Opposition objections to Fico’s candidacy concern the constitutional requirement of a minimum 15 years of experience in the legal profession. There are also doubts that, as a judge of the Constitutional Court, Fico could give his opinion on laws he co-created while in parliament. There are concerns that a move to the Constitutional Court by the country’s leading politician for more than a dozen years could affect the independence and impartiality of the court.
Šefčovič announced on January 18 his intention to run in Slovakia’s presidential election, the first round of which will take place on 16 March. His candidacy, backed by Smer, is an attempt to validate the party’s pro-EU rhetoric. Šefčovič is not a member of Smer, although, he did run for the EP election in 2014 on the Smer list. Šefčovič’s candidacy could benefit from the fragmentation of the opposition and the resulting plurality of its candidates. Kiska, as acting president and in opposition to the current government, will not seek re-election.
The announcement of Šefčovič’s candidacy is also aimed at strengthening Smer before the European elections. This is proven by Šefčovič’s rich experience in the EU administration, and his post as European Commissioner for the Energy Union. In this role, he criticised the creation of the Nord Stream 2 gas pipeline and was involved in , which are also in the interests of the Slovak government.
Smer’s dominant position will translate into victory in the EP elections. Kuciak’s death, which led to the resignation of the long-standing prime minister, did not cause a significant decrease in support for the party. However, the connections between the party’s politicians and those accused of murder limit the possibilities of winning more support among the electorate. Fico’s planned departure from politics will not affect the popularity of the party. In such a situation, Pellegrini’s likely takeover of the party’s leadership could contribute to the unification of Social Democrats’ policy. It can be expected that the Slovak government’s foreign policy, including within the framework of cooperation in the Visegrad Group, will be unchanged, especially as Miroslav Lajčák is likely to remain minister of foreign affairs.
The fragmentation of the Slovak opposition and Smer’s support for Šefčovič, who is not associated with the domestic political disputes, makes him the current favourite in the presidential election. Thanks to his candidacy, it will be possible for Social Democrats to focus public attention on European integration even before the EP campaign. This is intended to make Smer more credible, strengthening its chances to maintain Slovak Social Democracy’s leading position in the European Parliament.

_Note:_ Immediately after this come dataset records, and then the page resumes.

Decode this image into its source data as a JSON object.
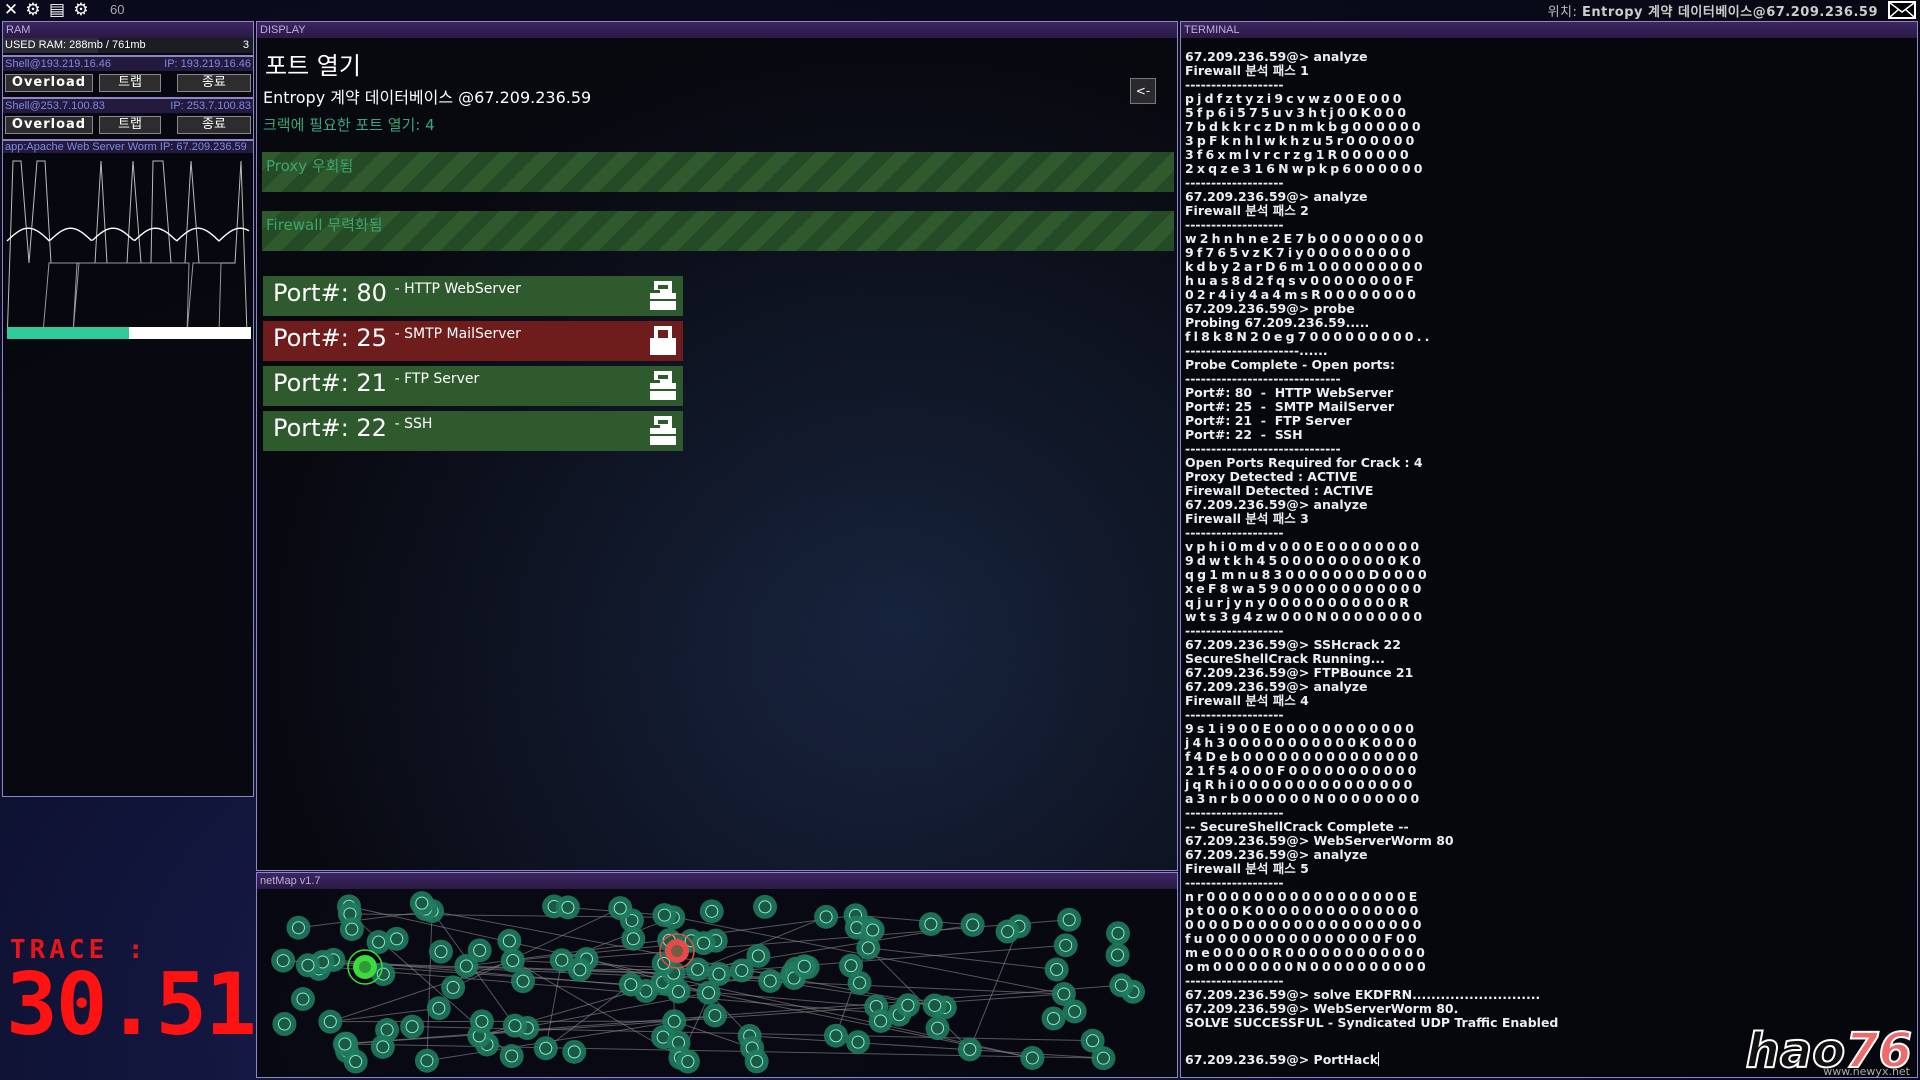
{
  "topbar": {
    "icons": [
      "close-icon",
      "settings-icon",
      "save-icon",
      "settings-icon"
    ],
    "fps": "60",
    "location_label": "위치:",
    "location_value": "Entropy 계약 데이터베이스@67.209.236.59",
    "mail_icon": "mail-icon"
  },
  "ram": {
    "header": "RAM",
    "used": "USED RAM: 288mb / 761mb",
    "used_fraction": 0.378,
    "count": "3",
    "shells": [
      {
        "name": "Shell@193.219.16.46",
        "ip": "IP: 193.219.16.46",
        "overload": "Overload",
        "trap": "트랩",
        "end": "종료"
      },
      {
        "name": "Shell@253.7.100.83",
        "ip": "IP: 253.7.100.83",
        "overload": "Overload",
        "trap": "트랩",
        "end": "종료"
      }
    ],
    "app": {
      "name": "app:Apache Web Server Worm",
      "ip": "IP: 67.209.236.59",
      "progress": 0.5
    }
  },
  "trace": {
    "label": "TRACE :",
    "value": "30.51",
    "color": "#ff1212"
  },
  "display": {
    "header": "DISPLAY",
    "title": "포트 열기",
    "subtitle": "Entropy 계약 데이터베이스 @67.209.236.59",
    "required": "크랙에 필요한 포트 열기: 4",
    "back_label": "<-",
    "banners": [
      "Proxy 우회됨",
      "Firewall 무력화됨"
    ],
    "ports": [
      {
        "label": "Port#: 80",
        "service": "HTTP WebServer",
        "status": "open"
      },
      {
        "label": "Port#: 25",
        "service": "SMTP MailServer",
        "status": "locked"
      },
      {
        "label": "Port#: 21",
        "service": "FTP Server",
        "status": "open"
      },
      {
        "label": "Port#: 22",
        "service": "SSH",
        "status": "open"
      }
    ],
    "colors": {
      "open": "#2e5a2e",
      "locked": "#6e1c1c",
      "accent": "#3aa67a"
    }
  },
  "netmap": {
    "header": "netMap v1.7"
  },
  "terminal": {
    "header": "TERMINAL",
    "lines": [
      "67.209.236.59@> analyze",
      "Firewall 분석 패스 1",
      "-------------------",
      "~p j d f z t y z i 9 c v w z 0 0 E 0 0 0",
      "~5 f p 6 i 5 7 5 u v 3 h t j 0 0 K 0 0 0",
      "~7 b d k k r c z D n m k b g 0 0 0 0 0 0",
      "~3 p F k n h l w k h z u 5 r 0 0 0 0 0 0",
      "~3 f 6 x m l v r c r z g 1 R 0 0 0 0 0 0",
      "~2 x q z e 3 1 6 N w p k p 6 0 0 0 0 0 0",
      "-------------------",
      "67.209.236.59@> analyze",
      "Firewall 분석 패스 2",
      "-------------------",
      "~w 2 h n h n e 2 E 7 b 0 0 0 0 0 0 0 0 0",
      "~9 f 7 6 5 v z K 7 i y 0 0 0 0 0 0 0 0 0",
      "~k d b y 2 a r D 6 m 1 0 0 0 0 0 0 0 0 0",
      "~h u a s 8 d 2 f q s v 0 0 0 0 0 0 0 0 F",
      "~0 2 r 4 i y 4 a 4 m s R 0 0 0 0 0 0 0 0",
      "67.209.236.59@> probe",
      "Probing 67.209.236.59.....",
      "~f l 8 k 8 N 2 0 e g 7 0 0 0 0 0 0 0 0 0..",
      "----------------------......",
      "Probe Complete - Open ports:",
      "------------------------------",
      "Port#: 80  -  HTTP WebServer",
      "Port#: 25  -  SMTP MailServer",
      "Port#: 21  -  FTP Server",
      "Port#: 22  -  SSH",
      "------------------------------",
      "Open Ports Required for Crack : 4",
      "Proxy Detected : ACTIVE",
      "Firewall Detected : ACTIVE",
      "67.209.236.59@> analyze",
      "Firewall 분석 패스 3",
      "-------------------",
      "~v p h i 0 m d v 0 0 0 E 0 0 0 0 0 0 0 0",
      "~9 d w t k h 4 5 0 0 0 0 0 0 0 0 0 0 K 0",
      "~q g 1 m n u 8 3 0 0 0 0 0 0 0 D 0 0 0 0",
      "~x e F 8 w a 5 9 0 0 0 0 0 0 0 0 0 0 0 0",
      "~q j u r j y n y 0 0 0 0 0 0 0 0 0 0 0 R",
      "~w t s 3 g 4 z w 0 0 0 N 0 0 0 0 0 0 0 0",
      "-------------------",
      "67.209.236.59@> SSHcrack 22",
      "SecureShellCrack Running...",
      "67.209.236.59@> FTPBounce 21",
      "67.209.236.59@> analyze",
      "Firewall 분석 패스 4",
      "-------------------",
      "~9 s 1 i 9 0 0 E 0 0 0 0 0 0 0 0 0 0 0 0",
      "~j 4 h 3 0 0 0 0 0 0 0 0 0 0 0 K 0 0 0 0",
      "~f 4 D e b 0 0 0 0 0 0 0 0 0 0 0 0 0 0 0",
      "~2 1 f 5 4 0 0 0 F 0 0 0 0 0 0 0 0 0 0 0",
      "~j q R h i 0 0 0 0 0 0 0 0 0 0 0 0 0 0 0",
      "~a 3 n r b 0 0 0 0 0 0 N 0 0 0 0 0 0 0 0",
      "-------------------",
      "-- SecureShellCrack Complete --",
      "67.209.236.59@> WebServerWorm 80",
      "67.209.236.59@> analyze",
      "Firewall 분석 패스 5",
      "-------------------",
      "~n r 0 0 0 0 0 0 0 0 0 0 0 0 0 0 0 0 0 E",
      "~p t 0 0 0 K 0 0 0 0 0 0 0 0 0 0 0 0 0 0",
      "~0 0 0 0 D 0 0 0 0 0 0 0 0 0 0 0 0 0 0 0",
      "~f u 0 0 0 0 0 0 0 0 0 0 0 0 0 0 0 F 0 0",
      "~m e 0 0 0 0 0 R 0 0 0 0 0 0 0 0 0 0 0 0",
      "~o m 0 0 0 0 0 0 0 N 0 0 0 0 0 0 0 0 0 0",
      "-------------------",
      "67.209.236.59@> solve EKDFRN...........................",
      "67.209.236.59@> WebServerWorm 80.",
      "SOLVE SUCCESSFUL - Syndicated UDP Traffic Enabled"
    ],
    "prompt": "67.209.236.59@> ",
    "input_value": "PortHack"
  },
  "watermark": {
    "part1": "hao",
    "part2": "76",
    "sub": "www.newyx.net"
  }
}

Victory for Šefčovič would mean closer cooperation between the president and the government, including in the sphere of external policy, strengthening its cohesion. In addition, his European experience would probably lead to further criticism of Russia’s activities, including the construction of Nord Stream 2. In the event that Central European countries fail to reach consensus on Russian activity, such a position would nevertheless be aligned with Poland’s stance. At the EU level, Šefčovič’s duties in the European Commission are being filled by Miguel Arias Cañete, EU Commissioner for Energy and Climate Action. Cañete, like Šefčovič, is critical of Nord Stream 2.